↓↓↓
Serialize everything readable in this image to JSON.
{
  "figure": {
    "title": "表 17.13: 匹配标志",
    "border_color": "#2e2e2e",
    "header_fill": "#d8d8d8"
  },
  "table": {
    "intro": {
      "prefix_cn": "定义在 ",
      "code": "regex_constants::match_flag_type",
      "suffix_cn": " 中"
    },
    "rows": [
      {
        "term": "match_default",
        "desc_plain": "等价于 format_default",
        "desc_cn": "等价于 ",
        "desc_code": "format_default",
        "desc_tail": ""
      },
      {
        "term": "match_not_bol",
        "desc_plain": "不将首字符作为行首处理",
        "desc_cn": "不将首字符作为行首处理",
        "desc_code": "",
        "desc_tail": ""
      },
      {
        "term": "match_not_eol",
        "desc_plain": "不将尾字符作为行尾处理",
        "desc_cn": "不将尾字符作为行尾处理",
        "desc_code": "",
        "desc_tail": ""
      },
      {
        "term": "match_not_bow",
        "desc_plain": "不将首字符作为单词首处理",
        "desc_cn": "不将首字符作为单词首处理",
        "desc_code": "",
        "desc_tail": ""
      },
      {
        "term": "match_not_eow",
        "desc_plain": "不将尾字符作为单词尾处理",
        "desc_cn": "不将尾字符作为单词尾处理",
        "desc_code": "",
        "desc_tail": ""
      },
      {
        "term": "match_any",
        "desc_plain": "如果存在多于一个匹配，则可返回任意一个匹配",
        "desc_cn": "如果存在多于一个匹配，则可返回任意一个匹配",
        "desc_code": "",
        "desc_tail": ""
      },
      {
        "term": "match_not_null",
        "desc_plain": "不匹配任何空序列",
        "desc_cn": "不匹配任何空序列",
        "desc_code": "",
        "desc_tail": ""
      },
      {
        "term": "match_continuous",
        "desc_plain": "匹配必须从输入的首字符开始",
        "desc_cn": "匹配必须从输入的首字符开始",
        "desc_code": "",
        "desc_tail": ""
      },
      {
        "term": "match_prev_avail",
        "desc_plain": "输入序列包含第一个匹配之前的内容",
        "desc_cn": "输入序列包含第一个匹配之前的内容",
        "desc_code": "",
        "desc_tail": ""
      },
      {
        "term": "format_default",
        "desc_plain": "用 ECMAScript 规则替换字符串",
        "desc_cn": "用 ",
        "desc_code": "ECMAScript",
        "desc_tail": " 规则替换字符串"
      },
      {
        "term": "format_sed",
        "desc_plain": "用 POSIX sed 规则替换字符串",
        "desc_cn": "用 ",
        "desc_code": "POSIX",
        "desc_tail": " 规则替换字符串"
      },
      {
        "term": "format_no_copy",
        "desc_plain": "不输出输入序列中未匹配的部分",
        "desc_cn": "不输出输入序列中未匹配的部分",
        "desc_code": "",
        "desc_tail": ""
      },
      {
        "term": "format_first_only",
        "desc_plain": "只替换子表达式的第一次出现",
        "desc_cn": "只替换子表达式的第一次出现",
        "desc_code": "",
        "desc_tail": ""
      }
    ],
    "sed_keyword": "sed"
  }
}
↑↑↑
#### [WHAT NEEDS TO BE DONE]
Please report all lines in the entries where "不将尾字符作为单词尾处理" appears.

#### [EXERCISE RESULT]
        "desc_plain": "不将尾字符作为单词尾处理",
        "desc_cn": "不将尾字符作为单词尾处理",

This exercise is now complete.